◆ **YOUR GOAL**:
Scan the data below and pick out the lines containing the word "Ujian".
■ ■ ■
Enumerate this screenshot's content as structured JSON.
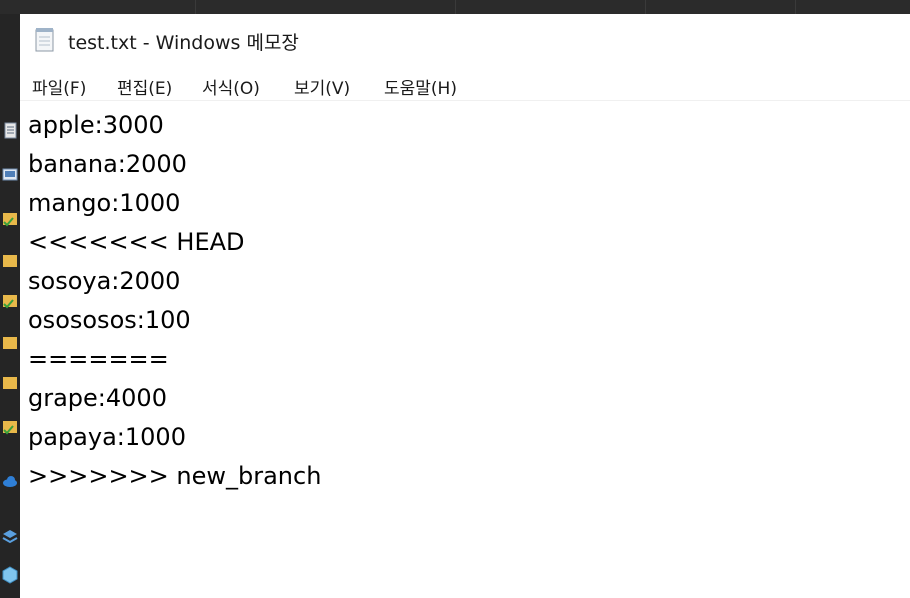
{
  "window": {
    "title": "test.txt - Windows 메모장",
    "icon": "notepad-icon"
  },
  "menu": {
    "items": [
      {
        "label": "파일(F)"
      },
      {
        "label": "편집(E)"
      },
      {
        "label": "서식(O)"
      },
      {
        "label": "보기(V)"
      },
      {
        "label": "도움말(H)"
      }
    ]
  },
  "editor": {
    "lines": [
      "apple:3000",
      "banana:2000",
      "mango:1000",
      "<<<<<<< HEAD",
      "sosoya:2000",
      "osososos:100",
      "=======",
      "grape:4000",
      "papaya:1000",
      ">>>>>>> new_branch"
    ]
  },
  "taskbar_left": {
    "icons": [
      "document-icon",
      "image-icon",
      "folder-check-icon",
      "folder-icon",
      "folder-check-icon",
      "folder-icon",
      "folder-icon",
      "folder-check-icon",
      "cloud-icon",
      "stack-icon",
      "cube-icon"
    ]
  }
}
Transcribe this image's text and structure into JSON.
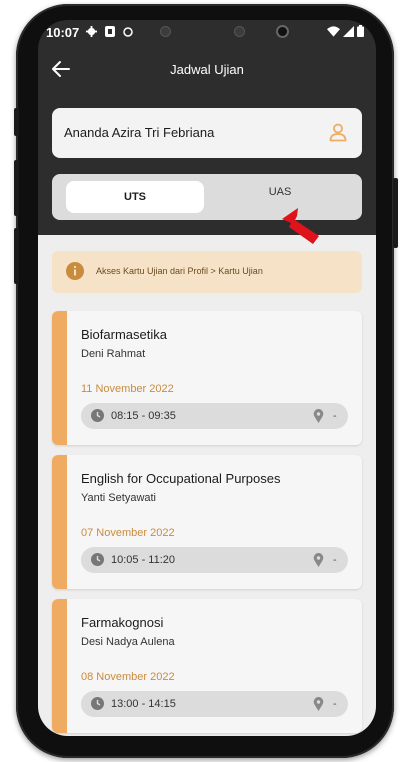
{
  "status_bar": {
    "time": "10:07"
  },
  "app_bar": {
    "title": "Jadwal Ujian",
    "back_icon": "arrow-left-icon"
  },
  "user": {
    "name": "Ananda Azira Tri Febriana",
    "icon": "person-icon"
  },
  "tabs": [
    {
      "label": "UTS",
      "selected": true
    },
    {
      "label": "UAS",
      "selected": false
    }
  ],
  "info_banner": {
    "text": "Akses Kartu Ujian dari Profil > Kartu Ujian",
    "icon": "info-icon"
  },
  "exams": [
    {
      "course": "Biofarmasetika",
      "lecturer": "Deni Rahmat",
      "date": "11 November 2022",
      "time": "08:15 - 09:35",
      "room": "-"
    },
    {
      "course": "English for Occupational Purposes",
      "lecturer": "Yanti Setyawati",
      "date": "07 November 2022",
      "time": "10:05 - 11:20",
      "room": "-"
    },
    {
      "course": "Farmakognosi",
      "lecturer": "Desi Nadya Aulena",
      "date": "08 November 2022",
      "time": "13:00 - 14:15",
      "room": "-"
    }
  ],
  "colors": {
    "accent": "#f0ab63",
    "date": "#c98b3e",
    "banner": "#f6e3c7",
    "header": "#2d2d2d",
    "pointer_arrow": "#e0121b"
  }
}
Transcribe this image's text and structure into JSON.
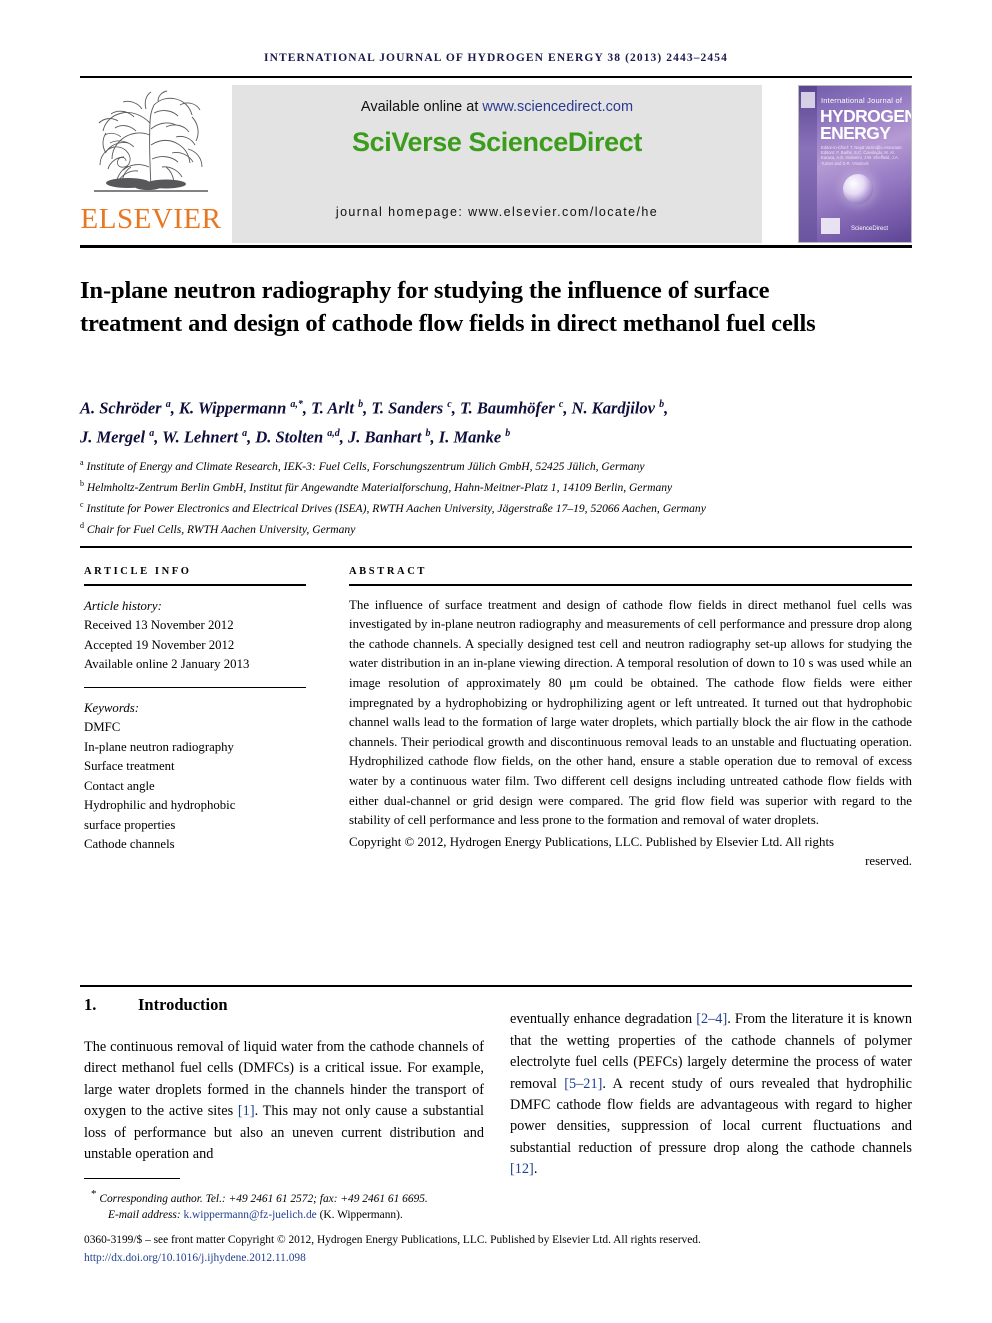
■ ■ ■
◆ **ANSWER TO THE PROBLEM**:
    "title": "Jadwal Ujian",
    "text": "Akses Kartu Ujian dari Profil > Kartu Ujian",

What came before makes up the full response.